In the entries below, some lines hold the string "username"; please say how many, giving the number and nothing else.
####################
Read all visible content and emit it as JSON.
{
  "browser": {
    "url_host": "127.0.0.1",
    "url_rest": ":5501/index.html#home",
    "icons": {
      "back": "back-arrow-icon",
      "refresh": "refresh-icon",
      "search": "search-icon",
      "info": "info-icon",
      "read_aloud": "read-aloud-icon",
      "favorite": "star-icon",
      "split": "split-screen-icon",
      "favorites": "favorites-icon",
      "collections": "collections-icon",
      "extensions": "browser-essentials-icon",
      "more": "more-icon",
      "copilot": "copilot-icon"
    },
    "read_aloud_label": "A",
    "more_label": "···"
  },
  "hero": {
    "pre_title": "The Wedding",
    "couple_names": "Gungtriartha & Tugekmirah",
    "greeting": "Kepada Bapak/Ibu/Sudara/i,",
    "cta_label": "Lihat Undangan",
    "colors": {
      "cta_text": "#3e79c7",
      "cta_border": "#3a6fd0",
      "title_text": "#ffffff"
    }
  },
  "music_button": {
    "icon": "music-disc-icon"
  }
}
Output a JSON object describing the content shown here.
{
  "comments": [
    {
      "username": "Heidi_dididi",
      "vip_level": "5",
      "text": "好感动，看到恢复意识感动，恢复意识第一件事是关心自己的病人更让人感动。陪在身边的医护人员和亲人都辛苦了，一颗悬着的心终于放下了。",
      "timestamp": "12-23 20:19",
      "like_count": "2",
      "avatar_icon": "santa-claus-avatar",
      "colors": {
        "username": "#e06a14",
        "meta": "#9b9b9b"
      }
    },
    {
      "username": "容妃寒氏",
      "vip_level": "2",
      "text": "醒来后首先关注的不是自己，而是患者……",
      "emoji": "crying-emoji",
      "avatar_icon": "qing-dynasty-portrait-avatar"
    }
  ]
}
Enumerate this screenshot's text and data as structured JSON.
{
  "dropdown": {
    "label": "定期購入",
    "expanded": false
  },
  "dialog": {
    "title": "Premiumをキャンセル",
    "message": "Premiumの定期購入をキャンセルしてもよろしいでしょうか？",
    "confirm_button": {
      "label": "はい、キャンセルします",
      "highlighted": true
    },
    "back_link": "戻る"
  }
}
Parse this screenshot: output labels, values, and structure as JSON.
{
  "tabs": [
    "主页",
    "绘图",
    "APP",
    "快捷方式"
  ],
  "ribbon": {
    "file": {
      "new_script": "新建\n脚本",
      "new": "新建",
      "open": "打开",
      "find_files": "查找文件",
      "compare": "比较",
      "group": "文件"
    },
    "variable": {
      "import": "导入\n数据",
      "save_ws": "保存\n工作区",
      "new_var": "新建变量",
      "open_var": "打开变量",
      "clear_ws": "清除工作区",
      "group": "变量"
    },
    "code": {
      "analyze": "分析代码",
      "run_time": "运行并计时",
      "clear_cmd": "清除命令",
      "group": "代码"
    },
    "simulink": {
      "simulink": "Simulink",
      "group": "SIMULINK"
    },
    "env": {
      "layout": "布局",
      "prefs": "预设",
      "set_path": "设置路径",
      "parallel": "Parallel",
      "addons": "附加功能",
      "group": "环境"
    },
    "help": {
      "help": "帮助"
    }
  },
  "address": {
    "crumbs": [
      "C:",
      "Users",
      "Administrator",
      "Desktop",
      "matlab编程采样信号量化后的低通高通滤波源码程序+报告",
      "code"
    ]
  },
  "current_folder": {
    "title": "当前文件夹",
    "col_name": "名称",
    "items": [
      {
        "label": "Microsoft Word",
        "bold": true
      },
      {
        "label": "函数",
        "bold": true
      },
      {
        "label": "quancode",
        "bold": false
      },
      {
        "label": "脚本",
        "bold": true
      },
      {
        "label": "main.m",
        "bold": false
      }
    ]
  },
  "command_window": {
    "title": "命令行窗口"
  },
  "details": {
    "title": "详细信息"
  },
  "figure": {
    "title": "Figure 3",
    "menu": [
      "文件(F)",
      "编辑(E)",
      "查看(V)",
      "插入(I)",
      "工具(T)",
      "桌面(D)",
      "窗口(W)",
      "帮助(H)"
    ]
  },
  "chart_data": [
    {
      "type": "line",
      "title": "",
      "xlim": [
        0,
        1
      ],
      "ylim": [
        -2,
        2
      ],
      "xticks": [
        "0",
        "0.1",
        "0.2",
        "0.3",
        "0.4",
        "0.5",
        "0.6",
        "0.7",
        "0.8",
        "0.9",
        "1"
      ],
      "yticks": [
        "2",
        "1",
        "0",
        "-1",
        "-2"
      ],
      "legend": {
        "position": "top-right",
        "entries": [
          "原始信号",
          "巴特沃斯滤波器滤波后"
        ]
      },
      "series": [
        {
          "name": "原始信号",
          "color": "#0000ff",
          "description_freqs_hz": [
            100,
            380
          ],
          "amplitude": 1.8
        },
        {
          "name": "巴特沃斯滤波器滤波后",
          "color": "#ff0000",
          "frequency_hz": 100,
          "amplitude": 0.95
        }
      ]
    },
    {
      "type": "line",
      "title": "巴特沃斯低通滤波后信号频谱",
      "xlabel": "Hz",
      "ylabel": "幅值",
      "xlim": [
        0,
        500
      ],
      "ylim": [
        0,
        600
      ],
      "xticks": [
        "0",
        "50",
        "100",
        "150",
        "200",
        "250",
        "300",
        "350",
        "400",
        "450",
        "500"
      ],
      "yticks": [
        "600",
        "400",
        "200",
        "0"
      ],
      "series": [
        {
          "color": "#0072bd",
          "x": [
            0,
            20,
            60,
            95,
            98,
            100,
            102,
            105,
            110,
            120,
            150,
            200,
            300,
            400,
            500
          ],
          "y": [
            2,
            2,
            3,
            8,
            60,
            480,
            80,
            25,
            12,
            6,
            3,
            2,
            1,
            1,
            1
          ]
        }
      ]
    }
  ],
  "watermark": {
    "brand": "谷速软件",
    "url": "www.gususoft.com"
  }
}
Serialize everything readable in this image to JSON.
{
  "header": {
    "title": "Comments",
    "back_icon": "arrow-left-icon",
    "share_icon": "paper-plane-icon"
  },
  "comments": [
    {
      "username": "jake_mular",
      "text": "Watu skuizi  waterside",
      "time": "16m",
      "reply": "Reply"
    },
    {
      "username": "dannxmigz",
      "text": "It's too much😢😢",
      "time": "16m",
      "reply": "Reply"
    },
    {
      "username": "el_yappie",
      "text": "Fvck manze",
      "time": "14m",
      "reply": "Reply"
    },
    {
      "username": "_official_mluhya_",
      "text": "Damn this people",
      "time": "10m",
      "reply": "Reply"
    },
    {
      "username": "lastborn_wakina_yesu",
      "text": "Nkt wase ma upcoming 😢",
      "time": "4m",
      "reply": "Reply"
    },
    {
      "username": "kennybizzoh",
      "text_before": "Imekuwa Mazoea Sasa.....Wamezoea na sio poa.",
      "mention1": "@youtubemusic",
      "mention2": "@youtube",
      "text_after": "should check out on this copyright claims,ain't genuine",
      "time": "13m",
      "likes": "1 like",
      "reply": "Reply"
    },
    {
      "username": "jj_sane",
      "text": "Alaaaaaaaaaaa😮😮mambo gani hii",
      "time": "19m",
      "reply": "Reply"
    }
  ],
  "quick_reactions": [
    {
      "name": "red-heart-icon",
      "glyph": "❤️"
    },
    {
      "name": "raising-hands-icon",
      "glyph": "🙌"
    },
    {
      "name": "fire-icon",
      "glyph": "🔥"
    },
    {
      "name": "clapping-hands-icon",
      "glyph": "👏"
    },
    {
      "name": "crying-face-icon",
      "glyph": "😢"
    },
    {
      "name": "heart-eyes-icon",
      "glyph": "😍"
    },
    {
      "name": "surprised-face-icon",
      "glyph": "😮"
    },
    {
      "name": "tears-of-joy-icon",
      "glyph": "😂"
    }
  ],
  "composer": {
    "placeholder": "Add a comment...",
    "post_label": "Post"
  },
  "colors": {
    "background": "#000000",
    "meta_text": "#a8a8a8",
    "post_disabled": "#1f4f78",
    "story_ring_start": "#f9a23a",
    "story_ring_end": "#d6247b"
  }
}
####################
Task response: 10